Did you catch World Cup fever? I haven’t. I guess I fit the stereotype. I want more speed, more scoring chances, and penalty flags instead of red and yellow cards. And I know it’s wildly inconsistent that I’m a big baseball fan.

Still I’ve watched some of the games, and I was thrilled when Landon Donovan scored in the waning minutes to give the U.S. a victory and help it advance to the knockout round. (If the sport had more terms like knockout round, I’d probably be hooked.)

Still, if Twitter feeds are to be believed, I’m increasingly in the minority. The blogosphere has been full of reports that Twitter and Facebook were saturated with posts during the waning moments of big games. And ESPN has promoted its success marketing the games, reporting good-to-excellent television ratings.

Still the data are suspect. What are saturated Twitter and Facebook feeds? How do they compare to similar data when the last World Cup was played? As for television ratings, the Los Angeles Times reported, “Saturday's match between the U.S. and England on ABC and the Spanish-language network Univision scored an average of 14.5 million viewers, making it the most-watched first-round contest in the history of World Cup telecasts in America, according to the Nielsen Co. Through the first eight matches, the series averaged 3 million viewers on ESPN and ABC, for a hefty 75% rise over the 2006 games in Germany. (By comparison, this month's NBA Finals on ABC have averaged 16.2 million viewers over five games.)” These were some of the highest ratings since the tournament was held in Chicago 16 years ago. As I read these numbers, I see a lot of subjectivity and spin.

Using similar measures, cloud computing is also very popular today. I regularly see good friends on Twitter posting about the cloud, and I definitely see some spikes in traffic during key events. Data center conferences, magazines, and web sites prominently feature coverage of the cloud and how it will affect data center construction.

I’ll admit interest in the cloud is real, as it is for soccer.

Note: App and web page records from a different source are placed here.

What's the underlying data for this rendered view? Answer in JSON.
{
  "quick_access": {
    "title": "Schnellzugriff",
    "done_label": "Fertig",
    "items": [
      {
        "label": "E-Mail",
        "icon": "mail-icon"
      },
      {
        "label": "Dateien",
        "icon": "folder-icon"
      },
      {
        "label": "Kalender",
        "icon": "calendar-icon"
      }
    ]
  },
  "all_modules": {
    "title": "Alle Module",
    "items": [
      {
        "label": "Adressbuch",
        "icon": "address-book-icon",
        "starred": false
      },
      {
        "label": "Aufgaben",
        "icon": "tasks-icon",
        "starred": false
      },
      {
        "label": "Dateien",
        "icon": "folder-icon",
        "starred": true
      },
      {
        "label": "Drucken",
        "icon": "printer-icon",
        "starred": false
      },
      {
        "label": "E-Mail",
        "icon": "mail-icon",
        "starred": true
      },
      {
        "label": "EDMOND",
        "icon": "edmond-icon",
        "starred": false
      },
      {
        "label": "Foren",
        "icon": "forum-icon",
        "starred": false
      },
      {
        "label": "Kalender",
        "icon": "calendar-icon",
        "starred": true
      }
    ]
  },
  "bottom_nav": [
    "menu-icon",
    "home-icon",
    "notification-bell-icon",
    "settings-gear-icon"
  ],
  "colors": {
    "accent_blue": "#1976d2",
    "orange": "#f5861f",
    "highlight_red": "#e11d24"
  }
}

Many are fascinated by its potential, but I’ve yet to see statistics that match the amount of conversation generated at tradeshows and on Twitter.

Just yesterday, for example, I spoke to four speakers from the Turner Logistics Conference, which was held in Dallas, TX. Damon Barnett, manager business development, Turner Global Sourcing Solutions, Turner Construction Company; Paul Lancaster, director of Business Development, GoGrid; Bob Lozano, founder and chief strategist, Appistry; and Scott Thomas, vice president for Sales Engagement, Terremark Worldwide recounted the potential benefits of the cloud (and they are significant). These benefits include cost control, reduced energy use and cost, and scalability for the end user. The cloud, they agreed, could have helped AT&T avoid melting down when iPhone models went on sale last week.

The panelists are realists, and they are re agreed that cloud computing is still in its very early stages. Yet signs such as new products indicate that vendors think a market will emerge. Yet, I think large-scale movement to the cloud is not a sure thing. Barriers such as security concerns have not yet been resolved, and competitive computing strategies may prove better at enabling customers to achieve their reliability goals while controlling costs.

Continuing growth in the colo market, for examples, indicates that many firms, both large and small, want at least a measure of responsibility for their hardware and control.

I’d love to hear what you think. Are you thinking of moving to the cloud? If so, why? If not, what’s stopping you?